Of course the crew weren’t even out of the Earth’s atmosphere before their expensive, soon to be outmoded, mission intersected with slightly more earthbound but increasingly cheap technology. By now most of us will have seen the snapshot of the shuttle captured by an Amrican teenager on her iPhone as it became visible through her aeroplane window.

The iPhone itself already has some extra-terrestrial capability, it was sent some 30 kilometres above the Earth’s surface by father and son team who attached it to a weather balloon late last year.

Perhaps then, the shutting down of NASA’s shuttle programme should not signal that space will once again become an impossible dream. Perhaps the advances in social media and consumer based technology, along with the lofty plans of serial entrepreneur Richard Branson’s Virgin Galactic point to a future in which space will be closer than ever before.

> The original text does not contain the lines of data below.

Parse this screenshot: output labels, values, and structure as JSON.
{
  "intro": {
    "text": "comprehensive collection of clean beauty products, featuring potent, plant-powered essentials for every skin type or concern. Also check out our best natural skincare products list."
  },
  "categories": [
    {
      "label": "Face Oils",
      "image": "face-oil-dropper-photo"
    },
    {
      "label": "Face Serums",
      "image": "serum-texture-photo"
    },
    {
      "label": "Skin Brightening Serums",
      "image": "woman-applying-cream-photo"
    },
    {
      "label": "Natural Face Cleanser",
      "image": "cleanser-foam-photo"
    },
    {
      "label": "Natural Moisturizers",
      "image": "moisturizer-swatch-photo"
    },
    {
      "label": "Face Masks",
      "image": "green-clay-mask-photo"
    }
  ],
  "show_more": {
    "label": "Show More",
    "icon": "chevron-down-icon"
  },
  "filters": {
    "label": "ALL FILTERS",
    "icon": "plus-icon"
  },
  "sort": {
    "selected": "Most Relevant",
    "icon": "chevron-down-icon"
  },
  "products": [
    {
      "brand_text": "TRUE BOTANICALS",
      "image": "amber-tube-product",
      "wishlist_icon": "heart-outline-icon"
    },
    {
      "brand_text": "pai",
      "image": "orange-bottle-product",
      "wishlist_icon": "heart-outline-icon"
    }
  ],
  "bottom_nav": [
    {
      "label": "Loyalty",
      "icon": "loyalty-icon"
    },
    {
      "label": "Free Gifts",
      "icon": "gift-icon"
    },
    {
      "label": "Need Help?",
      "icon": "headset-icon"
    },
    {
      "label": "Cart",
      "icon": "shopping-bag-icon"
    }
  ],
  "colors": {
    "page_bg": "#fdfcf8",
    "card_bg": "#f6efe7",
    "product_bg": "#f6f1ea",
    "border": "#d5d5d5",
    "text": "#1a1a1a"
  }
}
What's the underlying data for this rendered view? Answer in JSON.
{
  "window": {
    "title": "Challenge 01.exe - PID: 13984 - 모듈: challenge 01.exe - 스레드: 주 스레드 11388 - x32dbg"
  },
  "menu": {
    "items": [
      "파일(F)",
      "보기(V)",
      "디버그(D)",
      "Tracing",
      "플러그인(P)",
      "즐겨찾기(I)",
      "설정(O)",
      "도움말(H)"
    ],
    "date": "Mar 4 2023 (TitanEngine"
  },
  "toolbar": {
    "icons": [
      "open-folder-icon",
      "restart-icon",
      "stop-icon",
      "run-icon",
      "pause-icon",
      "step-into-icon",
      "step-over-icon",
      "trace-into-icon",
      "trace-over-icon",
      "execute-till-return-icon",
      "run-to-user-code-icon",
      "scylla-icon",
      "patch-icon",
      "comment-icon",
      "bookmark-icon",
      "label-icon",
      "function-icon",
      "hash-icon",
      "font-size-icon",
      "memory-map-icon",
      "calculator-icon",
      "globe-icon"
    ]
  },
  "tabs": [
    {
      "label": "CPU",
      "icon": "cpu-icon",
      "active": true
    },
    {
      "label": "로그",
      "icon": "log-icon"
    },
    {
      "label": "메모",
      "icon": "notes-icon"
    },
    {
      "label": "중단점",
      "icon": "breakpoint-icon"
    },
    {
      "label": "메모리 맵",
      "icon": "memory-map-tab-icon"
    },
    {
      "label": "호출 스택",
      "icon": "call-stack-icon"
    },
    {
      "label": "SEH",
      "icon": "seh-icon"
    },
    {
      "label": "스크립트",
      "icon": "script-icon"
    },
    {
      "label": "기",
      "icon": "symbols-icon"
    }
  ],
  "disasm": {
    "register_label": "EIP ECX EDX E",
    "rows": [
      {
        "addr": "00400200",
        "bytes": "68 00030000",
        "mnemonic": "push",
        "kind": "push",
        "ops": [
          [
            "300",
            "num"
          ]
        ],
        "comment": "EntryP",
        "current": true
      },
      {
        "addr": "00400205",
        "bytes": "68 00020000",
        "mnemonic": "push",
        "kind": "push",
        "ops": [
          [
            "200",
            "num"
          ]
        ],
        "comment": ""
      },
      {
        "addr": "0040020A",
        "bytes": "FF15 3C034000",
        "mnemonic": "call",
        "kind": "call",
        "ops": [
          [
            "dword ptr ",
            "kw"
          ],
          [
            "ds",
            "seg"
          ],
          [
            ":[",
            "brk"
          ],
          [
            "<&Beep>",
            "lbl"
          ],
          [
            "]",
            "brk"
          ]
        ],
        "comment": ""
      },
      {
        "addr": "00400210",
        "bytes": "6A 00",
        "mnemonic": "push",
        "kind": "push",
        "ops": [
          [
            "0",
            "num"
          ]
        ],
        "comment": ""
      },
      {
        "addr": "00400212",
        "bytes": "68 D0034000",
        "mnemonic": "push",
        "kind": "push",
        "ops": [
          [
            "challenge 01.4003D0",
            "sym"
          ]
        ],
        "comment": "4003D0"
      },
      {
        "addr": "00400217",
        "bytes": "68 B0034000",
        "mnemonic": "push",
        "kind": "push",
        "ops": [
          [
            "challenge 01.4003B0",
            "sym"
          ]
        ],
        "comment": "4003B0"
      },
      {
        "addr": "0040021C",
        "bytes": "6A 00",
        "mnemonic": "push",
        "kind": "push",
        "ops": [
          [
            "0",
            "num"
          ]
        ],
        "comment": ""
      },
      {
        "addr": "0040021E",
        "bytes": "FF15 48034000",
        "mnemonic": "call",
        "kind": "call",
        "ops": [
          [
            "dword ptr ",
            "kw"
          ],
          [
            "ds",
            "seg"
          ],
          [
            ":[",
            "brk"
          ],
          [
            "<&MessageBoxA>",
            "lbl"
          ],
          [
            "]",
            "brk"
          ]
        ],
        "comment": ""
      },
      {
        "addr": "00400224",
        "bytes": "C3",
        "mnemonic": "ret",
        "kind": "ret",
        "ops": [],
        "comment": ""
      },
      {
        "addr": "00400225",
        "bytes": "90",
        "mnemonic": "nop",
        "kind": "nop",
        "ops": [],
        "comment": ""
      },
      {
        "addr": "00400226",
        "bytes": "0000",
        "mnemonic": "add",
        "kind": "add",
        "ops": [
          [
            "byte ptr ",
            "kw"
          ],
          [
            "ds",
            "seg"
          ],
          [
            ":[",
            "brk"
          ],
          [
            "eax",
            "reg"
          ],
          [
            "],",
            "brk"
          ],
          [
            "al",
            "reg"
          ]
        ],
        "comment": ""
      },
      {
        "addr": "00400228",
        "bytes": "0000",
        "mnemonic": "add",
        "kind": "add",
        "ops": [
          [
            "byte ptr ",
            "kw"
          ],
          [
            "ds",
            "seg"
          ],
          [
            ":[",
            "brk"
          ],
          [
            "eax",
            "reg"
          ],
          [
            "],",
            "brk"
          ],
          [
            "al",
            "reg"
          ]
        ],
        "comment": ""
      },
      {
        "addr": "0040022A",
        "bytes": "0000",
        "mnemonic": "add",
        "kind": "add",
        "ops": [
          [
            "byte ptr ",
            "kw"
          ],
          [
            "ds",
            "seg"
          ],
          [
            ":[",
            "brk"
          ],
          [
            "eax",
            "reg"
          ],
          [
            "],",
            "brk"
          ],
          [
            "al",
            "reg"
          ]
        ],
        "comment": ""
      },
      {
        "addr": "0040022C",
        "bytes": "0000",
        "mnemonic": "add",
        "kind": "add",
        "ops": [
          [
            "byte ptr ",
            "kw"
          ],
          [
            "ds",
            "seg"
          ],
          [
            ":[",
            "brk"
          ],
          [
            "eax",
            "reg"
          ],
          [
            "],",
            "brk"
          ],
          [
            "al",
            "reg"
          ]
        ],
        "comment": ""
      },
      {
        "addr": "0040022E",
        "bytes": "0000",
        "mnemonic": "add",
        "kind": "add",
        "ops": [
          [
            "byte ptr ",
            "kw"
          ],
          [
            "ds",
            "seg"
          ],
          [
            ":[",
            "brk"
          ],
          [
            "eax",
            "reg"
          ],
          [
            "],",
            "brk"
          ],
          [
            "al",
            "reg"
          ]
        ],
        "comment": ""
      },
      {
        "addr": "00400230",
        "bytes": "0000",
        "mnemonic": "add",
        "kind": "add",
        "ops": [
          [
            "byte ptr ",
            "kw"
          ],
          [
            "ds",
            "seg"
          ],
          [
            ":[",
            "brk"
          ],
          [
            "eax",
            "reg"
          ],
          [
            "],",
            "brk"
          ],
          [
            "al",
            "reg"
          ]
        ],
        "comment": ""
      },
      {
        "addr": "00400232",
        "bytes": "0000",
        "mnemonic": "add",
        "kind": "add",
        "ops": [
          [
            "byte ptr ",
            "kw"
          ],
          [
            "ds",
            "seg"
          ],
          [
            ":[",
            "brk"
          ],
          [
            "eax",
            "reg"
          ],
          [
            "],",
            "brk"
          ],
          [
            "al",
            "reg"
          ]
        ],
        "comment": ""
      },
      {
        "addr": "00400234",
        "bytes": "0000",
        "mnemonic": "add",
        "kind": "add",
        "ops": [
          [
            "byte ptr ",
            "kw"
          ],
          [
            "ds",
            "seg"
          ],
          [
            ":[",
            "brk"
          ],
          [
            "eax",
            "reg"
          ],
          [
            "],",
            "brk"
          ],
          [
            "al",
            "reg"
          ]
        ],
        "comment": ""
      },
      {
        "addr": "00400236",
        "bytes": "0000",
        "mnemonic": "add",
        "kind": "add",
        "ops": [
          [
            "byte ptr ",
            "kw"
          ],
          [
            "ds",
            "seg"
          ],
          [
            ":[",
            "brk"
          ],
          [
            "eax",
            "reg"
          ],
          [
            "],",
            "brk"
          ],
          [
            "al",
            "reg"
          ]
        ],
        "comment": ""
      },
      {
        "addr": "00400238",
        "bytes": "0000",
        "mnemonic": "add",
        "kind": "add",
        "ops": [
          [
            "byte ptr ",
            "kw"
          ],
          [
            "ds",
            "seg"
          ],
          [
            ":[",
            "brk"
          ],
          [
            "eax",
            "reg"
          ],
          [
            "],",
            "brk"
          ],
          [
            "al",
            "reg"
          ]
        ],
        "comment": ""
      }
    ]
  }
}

In the mean time, Endeavour is scheduled to re-enter into the Earth’s atmosphere on 1 June when at least some of those watching will be doing their best Scotty impressions as it attempts to do so with slightly damaged heat shields.

You can watch Endeavour’s launch below: